It isn't Christmas until you've been bashed over the head with a sprout stick in the Morrisons self-checkout queue or a zany TV chef has demanded you cook your sprouts with cinnamon-fermented anchovies for "a funky festive twist!" Brussels sprouts—and the debate over whether they're a Christmas dinner staple or flatulence-inducing cabbage spawn served to appease elderly relatives—are as integral to Christmas as Body Shop panic-buys and spending three hours untangling fairy lights.
British farmers have warned that they may struggle to produce enough Brussels sprouts this year after crops were ravaged by "super-pest" moths during the summer.
The diamondback moth arrived in the UK from Europe earlier this year.

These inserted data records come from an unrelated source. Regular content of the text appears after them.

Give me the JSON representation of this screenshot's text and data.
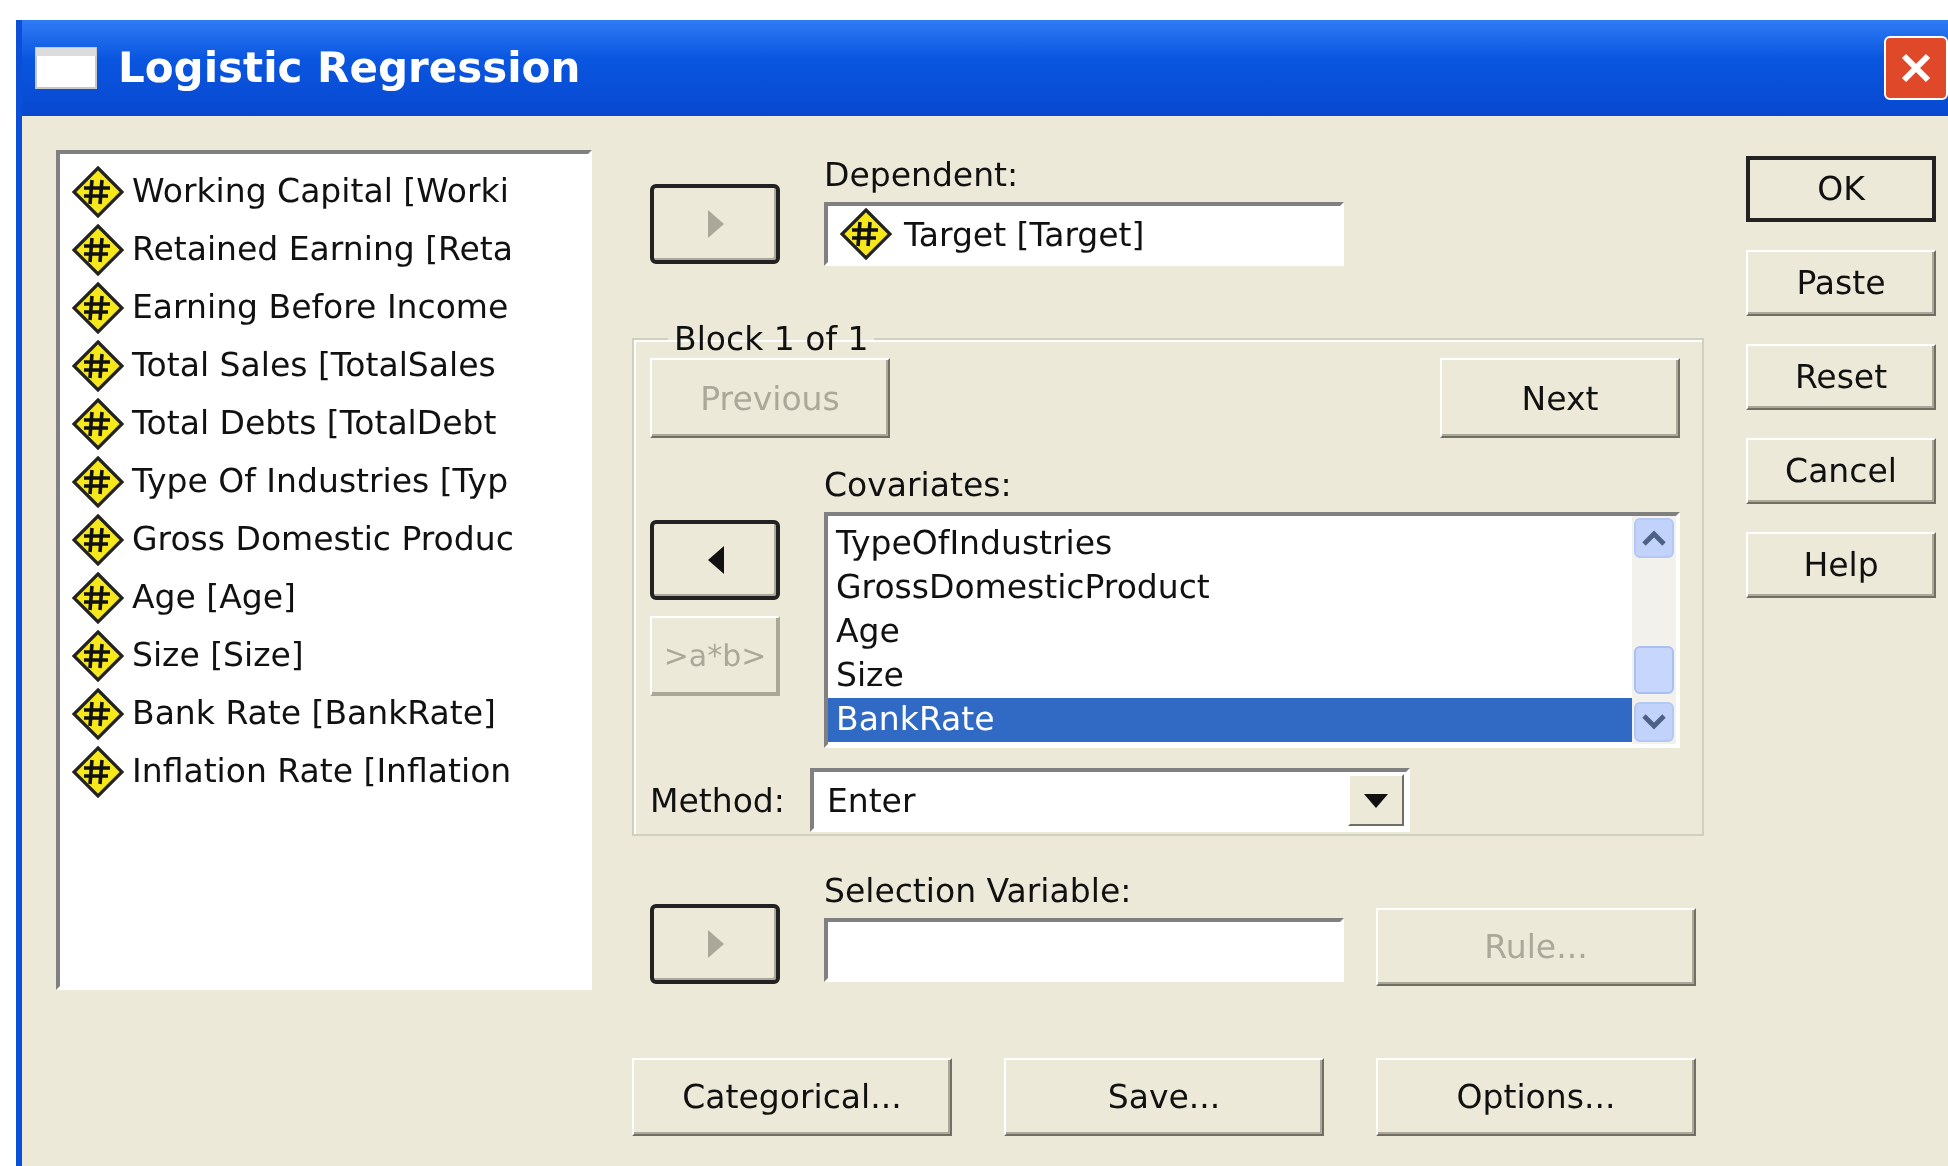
{
  "window": {
    "title": "Logistic Regression"
  },
  "variables": [
    {
      "label": "Working Capital [Worki"
    },
    {
      "label": "Retained Earning [Reta"
    },
    {
      "label": "Earning Before Income"
    },
    {
      "label": "Total Sales [TotalSales"
    },
    {
      "label": "Total Debts [TotalDebt"
    },
    {
      "label": "Type Of Industries [Typ"
    },
    {
      "label": "Gross Domestic Produc"
    },
    {
      "label": "Age [Age]"
    },
    {
      "label": "Size [Size]"
    },
    {
      "label": "Bank Rate [BankRate]"
    },
    {
      "label": "Inflation Rate [Inflation"
    }
  ],
  "dependent": {
    "arrow": {
      "kind": "right",
      "disabled": true
    },
    "label": "Dependent:",
    "value": "Target [Target]"
  },
  "block": {
    "legend": "Block 1 of 1",
    "previous": {
      "label": "Previous",
      "disabled": true
    },
    "next": {
      "label": "Next",
      "disabled": false
    },
    "covariates_label": "Covariates:",
    "arrow": {
      "kind": "left",
      "disabled": false
    },
    "interaction": {
      "label": ">a*b>",
      "disabled": true
    },
    "covariates": [
      {
        "label": "TypeOfIndustries",
        "selected": false
      },
      {
        "label": "GrossDomesticProduct",
        "selected": false
      },
      {
        "label": "Age",
        "selected": false
      },
      {
        "label": "Size",
        "selected": false
      },
      {
        "label": "BankRate",
        "selected": true
      }
    ],
    "method_label": "Method:",
    "method": "Enter"
  },
  "selection": {
    "arrow": {
      "kind": "right",
      "disabled": true
    },
    "label": "Selection Variable:",
    "rule": {
      "label": "Rule...",
      "disabled": true
    }
  },
  "side_buttons": [
    {
      "label": "OK",
      "default": true
    },
    {
      "label": "Paste",
      "default": false
    },
    {
      "label": "Reset",
      "default": false
    },
    {
      "label": "Cancel",
      "default": false
    },
    {
      "label": "Help",
      "default": false
    }
  ],
  "bottom_buttons": [
    {
      "label": "Categorical..."
    },
    {
      "label": "Save..."
    },
    {
      "label": "Options..."
    }
  ]
}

The bug is resistant to insecticides so caused huge damage to Brussels sprouts crops, as well as cabbages and cauliflowers. One of the biggest vegetables growers in the Channel Islands lost its entire Christmas sprout supply earlier this month and now, farms in Lincolnshire—responsible for growing almost two-thirds of the country's sprouts—are also reporting losses.
Mike Capps, a farmer near the Lincolnshire town of Boston, told the BBC: "We've had the biggest pile of damaged sprouts ever seen. We've actually had one field where we have thrown away about 60 percent of the crop, so we are below production cost."
Maybe tell Nan to hold off on her special sprout casserole this year.
The National Farmers Union confirmed that some sprout farms had experienced problems with weather and pests this year. A spokesperson told the Guardian: "This is an incredibly busy period for sprout producers, when the demand increases significantly for a relatively short part of the total growing season. It is not unusual for there to be weather- and pest-related challenges, which have the potential to impact on yield but growers and retailers work closely together to ensure that consumers will be able to get sprouts over the festive period."
The NFU added that retailer size specifications may be relaxed this year to allow farmers to sell smaller or imperfect sprouts.
However many supermarkets have been quick to assure customers that Brussels sprout supplies will not be impacted in the run-up to Christmas. Waitrose has promised a 100-percent British sprout supply this year, while Sainsbury's and Lidl have said they do not anticipate any shortages of the vegetable.
Richard Mowbray of Lincolnshire vegetable suppliers TH Clements, also told the Guardian: "We are currently harvesting 1 million sprouts every day, which is the equivalent of 200 tonnes. The yield is slightly down on previous years but consumers won't be disappointed. There will be plenty to go round."
It's a Christmas miracle.